The event will be in Italian and targeted at aquaculture practitioners, but all interested parties are welcome to join previous email confirmation.
Modelling the carbon associated with the mussel longlines in the Mediterranean Sea
An important aspect of restorative aquaculture is related to the quantification of the benefits. Since the project aims to combine oyster restoration and aquaculture with mussels aquaculture, one of the outputs of the project was a model to relate carbon fluxes associated with mussels aquaculture, estimating the different terms of the budget separately. The model builds up on a scope for growth model and was in this first instance applied at 12 Mediterranean sites of mussel aquaculture , with environmental forcings provided by operational oceanography data spanning over 12 years (to include some interannual variability).
Mussels were found to be slight sinks, with a limited variability across sites, if all components of the budget, i.e. accumulation in soft tissue , emissions associated with calcification and respiration, are included. The differences found among stations concerning the calcification and soft tissue contributions to the budget were found to be related to site-specific productivity and water chemistry parameters. This led to the identification of a set of meta-models, which could be used for relating the budget to local conditions, at a screening level, rendering them useful for optimal site selection. This is now published in AMBIO and can be read here.
A bioenergetic model
(preprint under peer review)
From the deployment of the adult oysters from Croatia (September 2021) and for a year, we sampled approximately monthly (together with the technical help of Alessandro Buosi) oysters growth, weighing separately shell, somatic tissues and gonads. This was necessary and allowed us to calibrate a Scope For Growth based model, which is based on the available energy utilization (that eaten minus that used in catabolic processes) towards the growth of the different tissues (based on coefficients of allocations), using as inputs the chlorophyll and temperature coming from a continuous monitoring buoy situated at the site. The outputs of the model (weights of somatic tissue, gonads and shell tissue) showed promising results with patterns following growth in situ. The manuscript is currently undergoing peer-review, and is available as a pre-print.
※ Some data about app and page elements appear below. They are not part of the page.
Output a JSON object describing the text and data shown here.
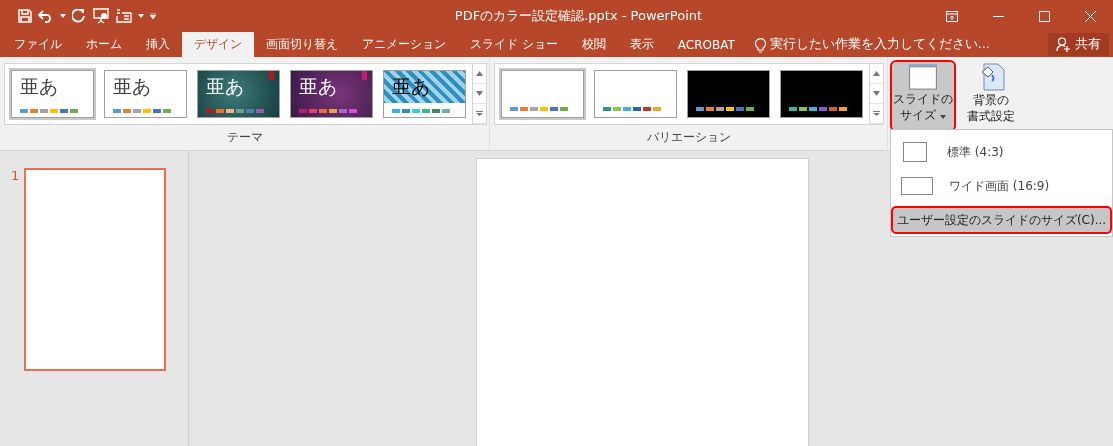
{
  "window": {
    "title": "PDFのカラー設定確認.pptx - PowerPoint"
  },
  "tabs": [
    {
      "label": "ファイル",
      "selected": false
    },
    {
      "label": "ホーム",
      "selected": false
    },
    {
      "label": "挿入",
      "selected": false
    },
    {
      "label": "デザイン",
      "selected": true
    },
    {
      "label": "画面切り替え",
      "selected": false
    },
    {
      "label": "アニメーション",
      "selected": false
    },
    {
      "label": "スライド ショー",
      "selected": false
    },
    {
      "label": "校閲",
      "selected": false
    },
    {
      "label": "表示",
      "selected": false
    },
    {
      "label": "ACROBAT",
      "selected": false
    }
  ],
  "tell_me": {
    "placeholder": "実行したい作業を入力してください..."
  },
  "share_button": {
    "label": "共有"
  },
  "themes": {
    "label": "テーマ",
    "items": [
      {
        "kind": "plain",
        "sample": "亜あ",
        "selected": true
      },
      {
        "kind": "plain",
        "sample": "亜あ",
        "selected": false
      },
      {
        "kind": "teal",
        "sample": "亜あ",
        "selected": false
      },
      {
        "kind": "purple",
        "sample": "亜あ",
        "selected": false
      },
      {
        "kind": "pattern",
        "sample": "亜あ",
        "selected": false
      }
    ]
  },
  "variations": {
    "label": "バリエーション",
    "items": [
      {
        "kind": "office-light",
        "selected": true
      },
      {
        "kind": "green-light",
        "selected": false
      },
      {
        "kind": "office-dark",
        "selected": false
      },
      {
        "kind": "green-dark",
        "selected": false
      }
    ]
  },
  "slide_size_button": {
    "label_1": "スライドの",
    "label_2": "サイズ",
    "highlighted": true,
    "selected": true
  },
  "background_button": {
    "label_1": "背景の",
    "label_2": "書式設定"
  },
  "slide_size_menu": [
    {
      "kind": "standard",
      "label": "標準 (4:3)",
      "selected": false,
      "highlighted": false
    },
    {
      "kind": "wide",
      "label": "ワイド画面 (16:9)",
      "selected": false,
      "highlighted": false
    },
    {
      "kind": "custom",
      "label": "ユーザー設定のスライドのサイズ(C)...",
      "selected": true,
      "highlighted": true
    }
  ],
  "thumbnails": [
    {
      "number": "1",
      "selected": true
    }
  ]
}
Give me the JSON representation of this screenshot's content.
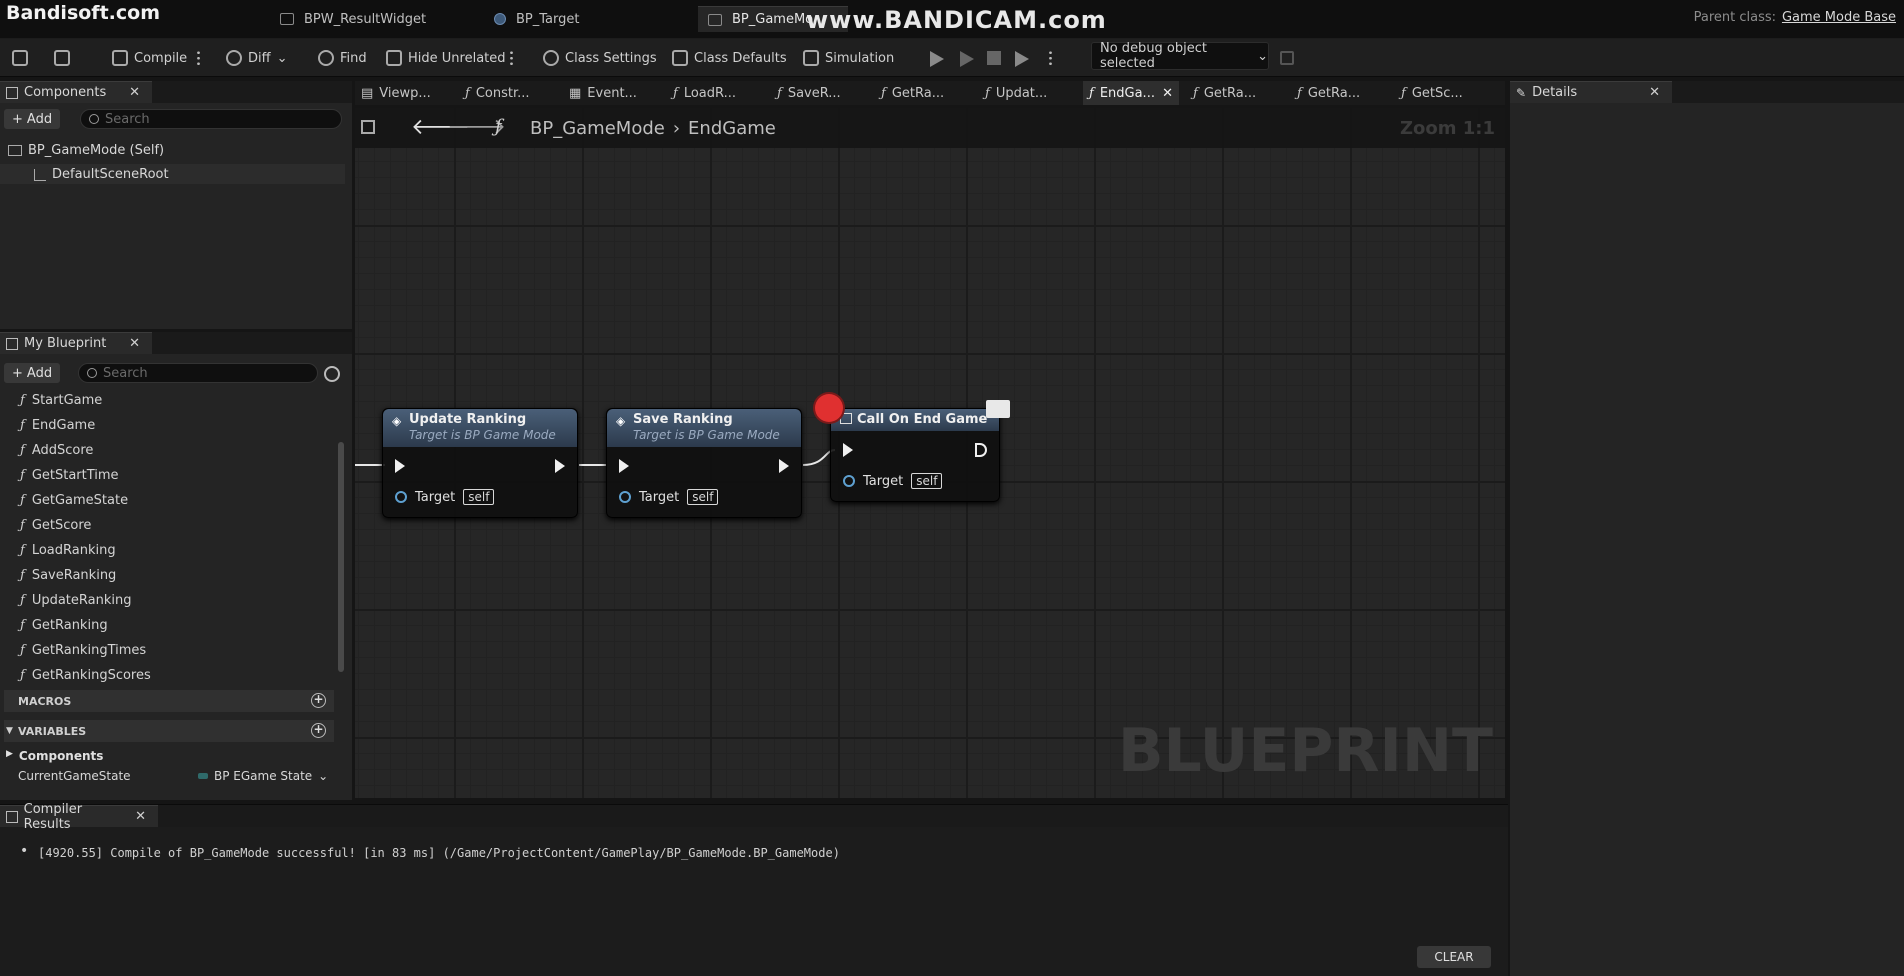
{
  "overlay": {
    "bandisoft": "Bandisoft.com",
    "watermark": "www.BANDICAM.com"
  },
  "doc_tabs": [
    {
      "label": "BPW_ResultWidget"
    },
    {
      "label": "BP_Target"
    },
    {
      "label": "BP_GameMo"
    }
  ],
  "parent_class": {
    "label": "Parent class:",
    "value": "Game Mode Base"
  },
  "toolbar": {
    "compile": "Compile",
    "diff": "Diff",
    "find": "Find",
    "hide_unrelated": "Hide Unrelated",
    "class_settings": "Class Settings",
    "class_defaults": "Class Defaults",
    "simulation": "Simulation",
    "debug_object": "No debug object selected"
  },
  "components_panel": {
    "title": "Components",
    "add": "Add",
    "search_placeholder": "Search",
    "items": [
      "BP_GameMode (Self)",
      "DefaultSceneRoot"
    ]
  },
  "my_blueprint": {
    "title": "My Blueprint",
    "add": "Add",
    "search_placeholder": "Search",
    "functions": [
      "StartGame",
      "EndGame",
      "AddScore",
      "GetStartTime",
      "GetGameState",
      "GetScore",
      "LoadRanking",
      "SaveRanking",
      "UpdateRanking",
      "GetRanking",
      "GetRankingTimes",
      "GetRankingScores"
    ],
    "macros_label": "MACROS",
    "variables_label": "VARIABLES",
    "components_label": "Components",
    "variable": {
      "name": "CurrentGameState",
      "type": "BP EGame State"
    }
  },
  "graph_tabs": [
    "Viewp...",
    "Constr...",
    "Event...",
    "LoadR...",
    "SaveR...",
    "GetRa...",
    "Updat...",
    "EndGa...",
    "GetRa...",
    "GetRa...",
    "GetSc..."
  ],
  "graph": {
    "breadcrumb_root": "BP_GameMode",
    "breadcrumb_current": "EndGame",
    "zoom": "Zoom 1:1",
    "watermark": "BLUEPRINT",
    "nodes": [
      {
        "title": "Update Ranking",
        "subtitle": "Target is BP Game Mode",
        "target": "Target",
        "self": "self"
      },
      {
        "title": "Save Ranking",
        "subtitle": "Target is BP Game Mode",
        "target": "Target",
        "self": "self"
      },
      {
        "title": "Call On End Game",
        "target": "Target",
        "self": "self"
      }
    ]
  },
  "details_panel": {
    "title": "Details"
  },
  "compiler": {
    "title": "Compiler Results",
    "message": "[4920.55] Compile of BP_GameMode successful! [in 83 ms] (/Game/ProjectContent/GamePlay/BP_GameMode.BP_GameMode)",
    "clear": "CLEAR"
  }
}
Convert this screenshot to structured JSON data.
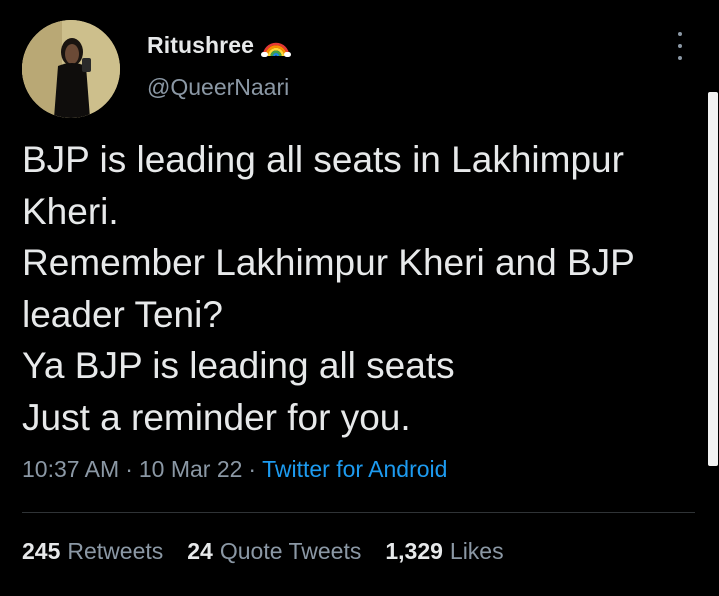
{
  "author": {
    "display_name": "Ritushree",
    "badge_icon": "rainbow-icon",
    "handle": "@QueerNaari"
  },
  "tweet": {
    "lines": [
      "BJP is leading all seats in Lakhimpur",
      "Kheri.",
      "Remember Lakhimpur Kheri and BJP",
      "leader Teni?",
      "Ya BJP is leading all seats",
      "Just a reminder for you."
    ]
  },
  "meta": {
    "time": "10:37 AM",
    "separator": "·",
    "date": "10 Mar 22",
    "source": "Twitter for Android"
  },
  "stats": {
    "retweets_count": "245",
    "retweets_label": "Retweets",
    "quotes_count": "24",
    "quotes_label": "Quote Tweets",
    "likes_count": "1,329",
    "likes_label": "Likes"
  },
  "colors": {
    "background": "#000000",
    "text": "#e7e9ea",
    "secondary": "#8b98a5",
    "link": "#1d9bf0",
    "divider": "#2f3336"
  }
}
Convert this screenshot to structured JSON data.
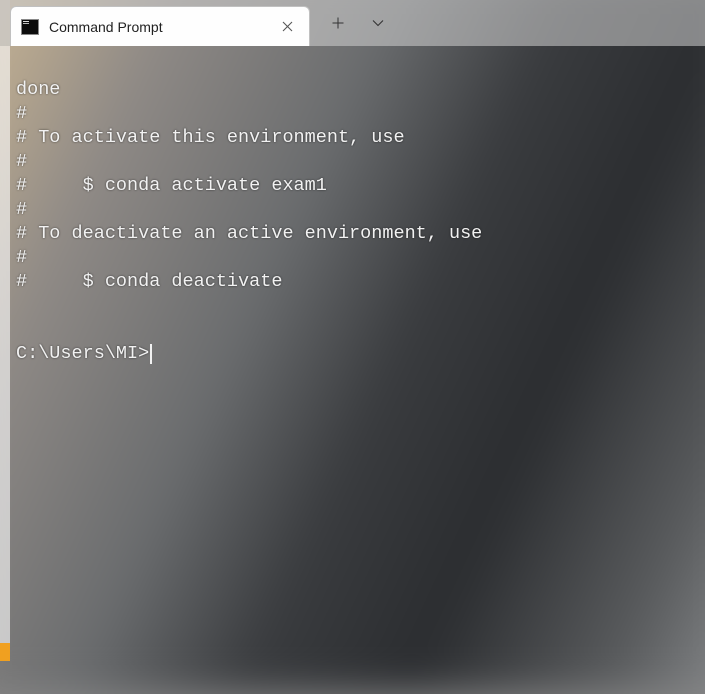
{
  "tab": {
    "title": "Command Prompt"
  },
  "terminal": {
    "lines": [
      "done",
      "#",
      "# To activate this environment, use",
      "#",
      "#     $ conda activate exam1",
      "#",
      "# To deactivate an active environment, use",
      "#",
      "#     $ conda deactivate",
      "",
      ""
    ],
    "prompt": "C:\\Users\\MI>"
  }
}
Bertolini C and Pastres R., "Identifying knowledge gaps for successful restorative aquaculture of Ostrea edulis: a bibliometric analysis", [version 1; peer review: awaiting peer review], Open Research Europe 2021, 1:103
The first part of the study was a literature review, available from Open Research Europe. The review grouped all research related to Ostrea edulis, both in form of peer reviewed international publication and as local knowledge from library sources. This comprehensive research showed that while restoration studies are recent, evidence for the loss of this species and potential causes (and solutions) have been discussed since the end of the 19th century. While diseases were undoubtedly a leading cause for initial reef loss, coupled with unregulated mass fishery, substratum limitation (given by a loss of seabed complexity, which was also a result of unregulated dredging) appears to be one of the leading limiting factors for both restoration and aquaculture of "O. edulis", and was already mentioned in the early texts that were found in the literature search.
La Fondazione di Ostrea
An aspect of the MAREA project is concerned with recruitment of oyster larvae, essential to obtain seed for aquaculture but also to kickstart the restoration and self-maintenance of reefs. Many benthic organisms have a planktonic larval stage and this means that larvae can travel long distances and then have to find a suitable substrate for attachment. Not many people are aware of this, and as a divulgative aspect I have written a little story which sees as a protagonist "Nassaia" (from the French, Naissain) a little oyster larva that leaves the home reef and gets into many adventures before finding a suitable stone to kick start her own reef. This is primarily targeted at children. I am ever so grateful for the help of the illustrator, Claudia Fratini, who made the drawings to complement the story.
La Fondazione di Ostrea [ITA]
Storia di Camilla Bertolini. Disegni di Claudia Fratini